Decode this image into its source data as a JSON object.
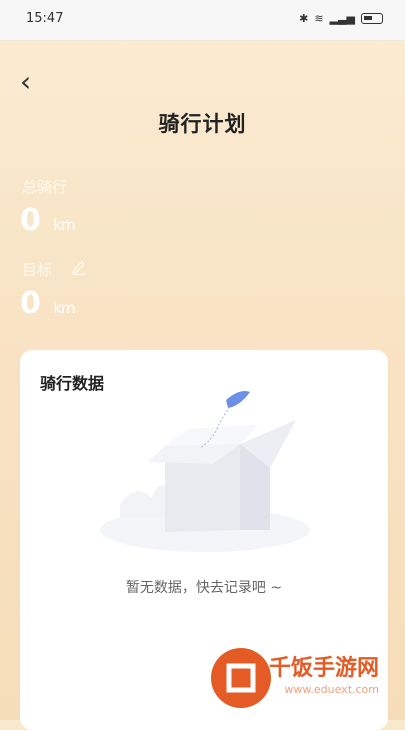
{
  "status": {
    "time": "15:47"
  },
  "header": {
    "title": "骑行计划"
  },
  "summary": {
    "total_label": "总骑行",
    "total_value": "0",
    "total_unit": "km",
    "goal_label": "目标",
    "goal_value": "0",
    "goal_unit": "km"
  },
  "card": {
    "title": "骑行数据",
    "empty_text": "暂无数据，快去记录吧 ~"
  },
  "watermark": {
    "name": "千饭手游网",
    "url": "www.eduext.com"
  },
  "colors": {
    "background_top": "#faecd3",
    "background_bottom": "#f6ddb9",
    "card_bg": "#ffffff",
    "brand_orange": "#e45b25"
  },
  "icons": [
    "chevron-left-icon",
    "pencil-icon",
    "bluetooth-icon",
    "wifi-icon",
    "signal-icon",
    "battery-icon"
  ]
}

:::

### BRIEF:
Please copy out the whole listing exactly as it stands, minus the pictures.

### ANSWER SECTION:
Decode this image into its source data as a JSON object.
{
  "status": {
    "time": "15:47"
  },
  "header": {
    "title": "骑行计划"
  },
  "summary": {
    "total_label": "总骑行",
    "total_value": "0",
    "total_unit": "km",
    "goal_label": "目标",
    "goal_value": "0",
    "goal_unit": "km"
  },
  "card": {
    "title": "骑行数据",
    "empty_text": "暂无数据，快去记录吧 ~"
  },
  "watermark": {
    "name": "千饭手游网",
    "url": "www.eduext.com"
  },
  "colors": {
    "background_top": "#faecd3",
    "background_bottom": "#f6ddb9",
    "card_bg": "#ffffff",
    "brand_orange": "#e45b25"
  },
  "icons": [
    "chevron-left-icon",
    "pencil-icon",
    "bluetooth-icon",
    "wifi-icon",
    "signal-icon",
    "battery-icon"
  ]
}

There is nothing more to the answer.